Remove the hardware, sand the outside surfaces smooth, and wipe them clean. Seal the MDF with primer and let dry. (Finish the bun feet and lid separately.) Sand and clean again before applying two coats of latex paint. After the last coat dries, reassemble the chest and add optional felt pads to the chest edges at the corners opposite the hinge.
If possible, raise the storage chest to working height by placing it on a worktable before you apply the stencil. Then stabilize it by putting cardboard pieces under the feet until it sits level. Sand, prime, and paint a base coat on the storage chest (we used Can't Miss Lime). Add a second coat if necessary. Allow the chest to dry overnight.
Download the Storage Chest template. Cut out the template. To create a square, mirror the to-scale pattern to create the four corners. Line up the template as you like on one side of the front of the chest. Note where the square's corners will line; mark these spots on the chest with a pencil. Apply 1-inch painter's tape to the chest connecting the pencil marks to create the interlocking square pattern; firmly press down the edges.
Move the template and connect the next square to the ends of the first square. Repeat until the pattern reaches the ends of the front and sides of the chest. (We repeated the squares four times for the front and one and a half for the sides of the chest.)
For the top of the chest, use the pattern on the front and the side as your guide. Aline the inside corner with the inside top line of the painter's tape pattern to create squares on each corner. Next measure 3 inches in on each side of the chest, and apply painter's tape to create a frame. The tape should form one edge of the square pattern at each of the four corners.

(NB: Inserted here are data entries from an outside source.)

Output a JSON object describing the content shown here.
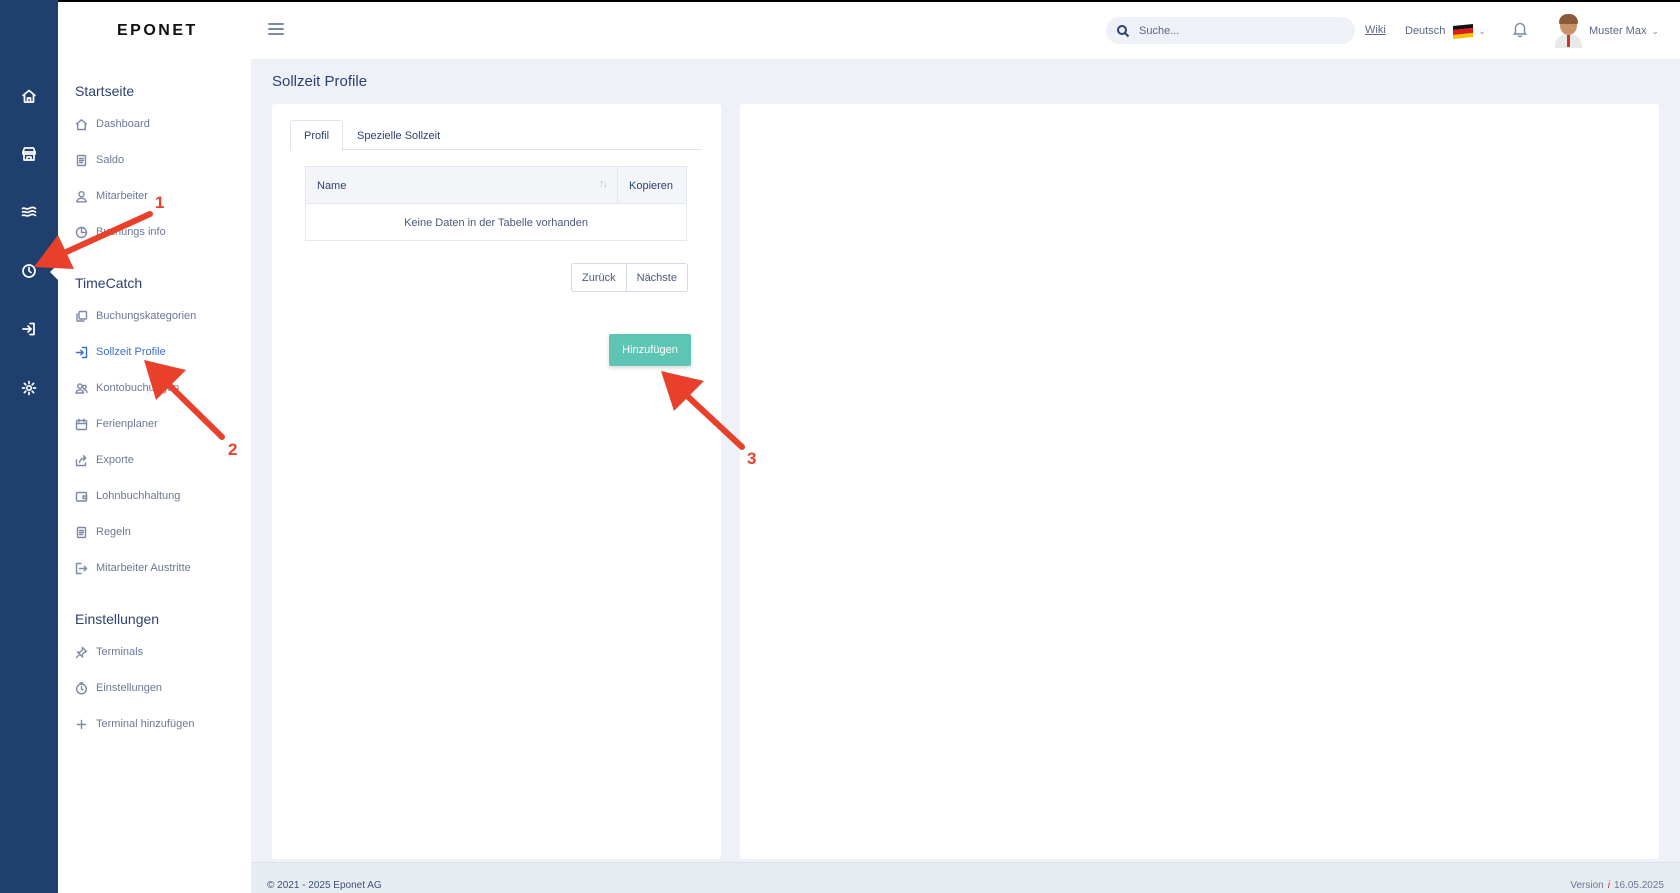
{
  "app": {
    "logo": "EPONET"
  },
  "header": {
    "search_placeholder": "Suche...",
    "wiki": "Wiki",
    "language": "Deutsch",
    "user_name": "Muster Max"
  },
  "rail": {
    "icons": [
      "home-icon",
      "store-icon",
      "waves-icon",
      "clock-icon",
      "login-icon",
      "gear-icon"
    ]
  },
  "sidebar": {
    "sections": [
      {
        "title": "Startseite",
        "items": [
          {
            "label": "Dashboard",
            "icon": "home-icon"
          },
          {
            "label": "Saldo",
            "icon": "document-icon"
          },
          {
            "label": "Mitarbeiter",
            "icon": "user-icon"
          },
          {
            "label": "Buchungs info",
            "icon": "chart-icon"
          }
        ]
      },
      {
        "title": "TimeCatch",
        "items": [
          {
            "label": "Buchungskategorien",
            "icon": "copy-icon"
          },
          {
            "label": "Sollzeit Profile",
            "icon": "login-icon",
            "active": true
          },
          {
            "label": "Kontobuchungen",
            "icon": "users-icon"
          },
          {
            "label": "Ferienplaner",
            "icon": "calendar-icon"
          },
          {
            "label": "Exporte",
            "icon": "share-icon"
          },
          {
            "label": "Lohnbuchhaltung",
            "icon": "wallet-icon"
          },
          {
            "label": "Regeln",
            "icon": "document-icon"
          },
          {
            "label": "Mitarbeiter Austritte",
            "icon": "logout-icon"
          }
        ]
      },
      {
        "title": "Einstellungen",
        "items": [
          {
            "label": "Terminals",
            "icon": "pin-icon"
          },
          {
            "label": "Einstellungen",
            "icon": "timer-icon"
          },
          {
            "label": "Terminal hinzufügen",
            "icon": "plus-icon"
          }
        ]
      }
    ]
  },
  "main": {
    "page_title": "Sollzeit Profile",
    "tabs": [
      {
        "label": "Profil",
        "active": true
      },
      {
        "label": "Spezielle Sollzeit",
        "active": false
      }
    ],
    "table": {
      "columns": [
        "Name",
        "Kopieren"
      ],
      "empty_message": "Keine Daten in der Tabelle vorhanden"
    },
    "pager": {
      "prev": "Zurück",
      "next": "Nächste"
    },
    "add_button": "Hinzufügen"
  },
  "footer": {
    "copyright": "© 2021 - 2025 Eponet AG",
    "version_label": "Version",
    "version_date": "16.05.2025"
  },
  "annotations": [
    "1",
    "2",
    "3"
  ],
  "colors": {
    "rail": "#1f3f6e",
    "accent": "#3c6fc9",
    "add_button": "#5ec4b4",
    "annotation": "#e8402a"
  }
}
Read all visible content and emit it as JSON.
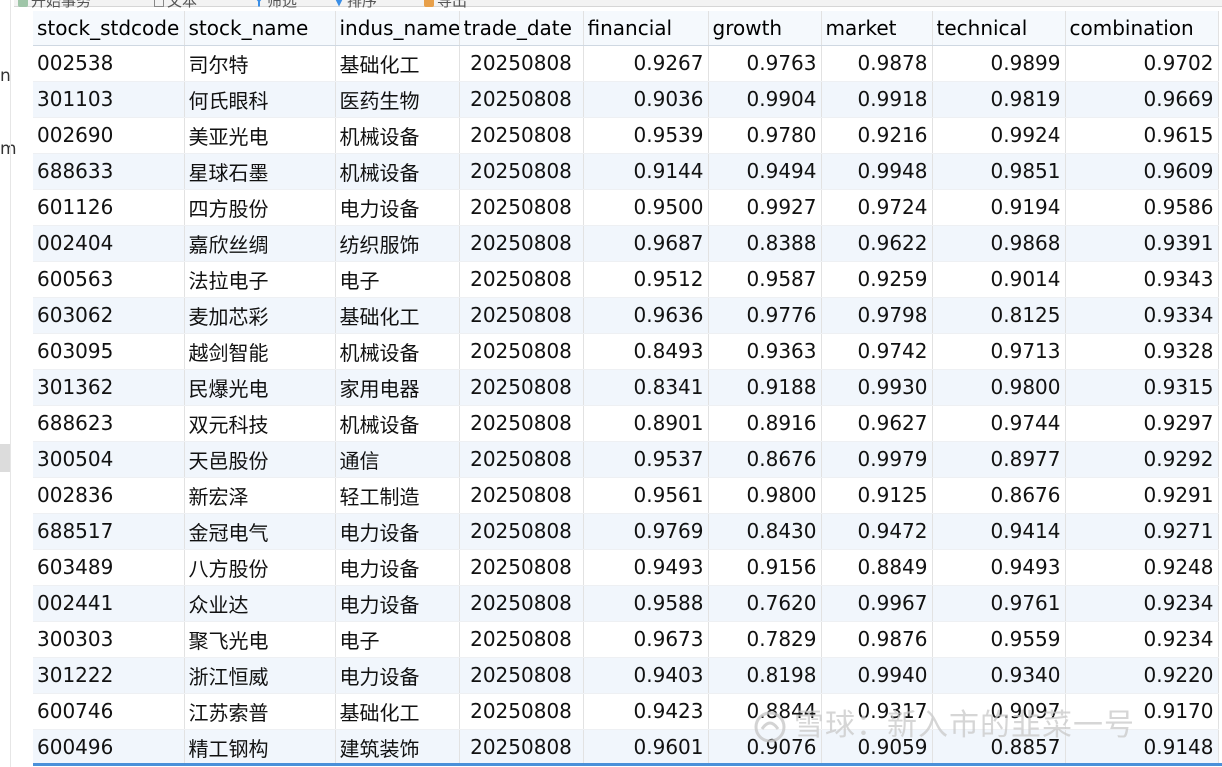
{
  "toolbar": {
    "items": [
      "开始事务",
      "文本",
      "筛选",
      "排序",
      "导出"
    ]
  },
  "left_panel": {
    "chars": [
      "n",
      "m"
    ]
  },
  "table": {
    "columns": [
      "stock_stdcode",
      "stock_name",
      "indus_name",
      "trade_date",
      "financial",
      "growth",
      "market",
      "technical",
      "combination"
    ],
    "rows": [
      [
        "002538",
        "司尔特",
        "基础化工",
        "20250808",
        "0.9267",
        "0.9763",
        "0.9878",
        "0.9899",
        "0.9702"
      ],
      [
        "301103",
        "何氏眼科",
        "医药生物",
        "20250808",
        "0.9036",
        "0.9904",
        "0.9918",
        "0.9819",
        "0.9669"
      ],
      [
        "002690",
        "美亚光电",
        "机械设备",
        "20250808",
        "0.9539",
        "0.9780",
        "0.9216",
        "0.9924",
        "0.9615"
      ],
      [
        "688633",
        "星球石墨",
        "机械设备",
        "20250808",
        "0.9144",
        "0.9494",
        "0.9948",
        "0.9851",
        "0.9609"
      ],
      [
        "601126",
        "四方股份",
        "电力设备",
        "20250808",
        "0.9500",
        "0.9927",
        "0.9724",
        "0.9194",
        "0.9586"
      ],
      [
        "002404",
        "嘉欣丝绸",
        "纺织服饰",
        "20250808",
        "0.9687",
        "0.8388",
        "0.9622",
        "0.9868",
        "0.9391"
      ],
      [
        "600563",
        "法拉电子",
        "电子",
        "20250808",
        "0.9512",
        "0.9587",
        "0.9259",
        "0.9014",
        "0.9343"
      ],
      [
        "603062",
        "麦加芯彩",
        "基础化工",
        "20250808",
        "0.9636",
        "0.9776",
        "0.9798",
        "0.8125",
        "0.9334"
      ],
      [
        "603095",
        "越剑智能",
        "机械设备",
        "20250808",
        "0.8493",
        "0.9363",
        "0.9742",
        "0.9713",
        "0.9328"
      ],
      [
        "301362",
        "民爆光电",
        "家用电器",
        "20250808",
        "0.8341",
        "0.9188",
        "0.9930",
        "0.9800",
        "0.9315"
      ],
      [
        "688623",
        "双元科技",
        "机械设备",
        "20250808",
        "0.8901",
        "0.8916",
        "0.9627",
        "0.9744",
        "0.9297"
      ],
      [
        "300504",
        "天邑股份",
        "通信",
        "20250808",
        "0.9537",
        "0.8676",
        "0.9979",
        "0.8977",
        "0.9292"
      ],
      [
        "002836",
        "新宏泽",
        "轻工制造",
        "20250808",
        "0.9561",
        "0.9800",
        "0.9125",
        "0.8676",
        "0.9291"
      ],
      [
        "688517",
        "金冠电气",
        "电力设备",
        "20250808",
        "0.9769",
        "0.8430",
        "0.9472",
        "0.9414",
        "0.9271"
      ],
      [
        "603489",
        "八方股份",
        "电力设备",
        "20250808",
        "0.9493",
        "0.9156",
        "0.8849",
        "0.9493",
        "0.9248"
      ],
      [
        "002441",
        "众业达",
        "电力设备",
        "20250808",
        "0.9588",
        "0.7620",
        "0.9967",
        "0.9761",
        "0.9234"
      ],
      [
        "300303",
        "聚飞光电",
        "电子",
        "20250808",
        "0.9673",
        "0.7829",
        "0.9876",
        "0.9559",
        "0.9234"
      ],
      [
        "301222",
        "浙江恒威",
        "电力设备",
        "20250808",
        "0.9403",
        "0.8198",
        "0.9940",
        "0.9340",
        "0.9220"
      ],
      [
        "600746",
        "江苏索普",
        "基础化工",
        "20250808",
        "0.9423",
        "0.8844",
        "0.9317",
        "0.9097",
        "0.9170"
      ],
      [
        "600496",
        "精工钢构",
        "建筑装饰",
        "20250808",
        "0.9601",
        "0.9076",
        "0.9059",
        "0.8857",
        "0.9148"
      ]
    ]
  },
  "watermark": {
    "text": "雪球：新入市的韭菜一号"
  },
  "colors": {
    "header_bg": "#f5f9fd",
    "row_alt": "#f1f6fc",
    "selection_line": "#4a90d9"
  }
}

Use a 4-inch roller to cover the chest with the second paint color (we used Mountain Botanical). Start with a thin coat of paint and add additional layers until the desired color is achieved; let dry. Remove tape to reveal the pattern.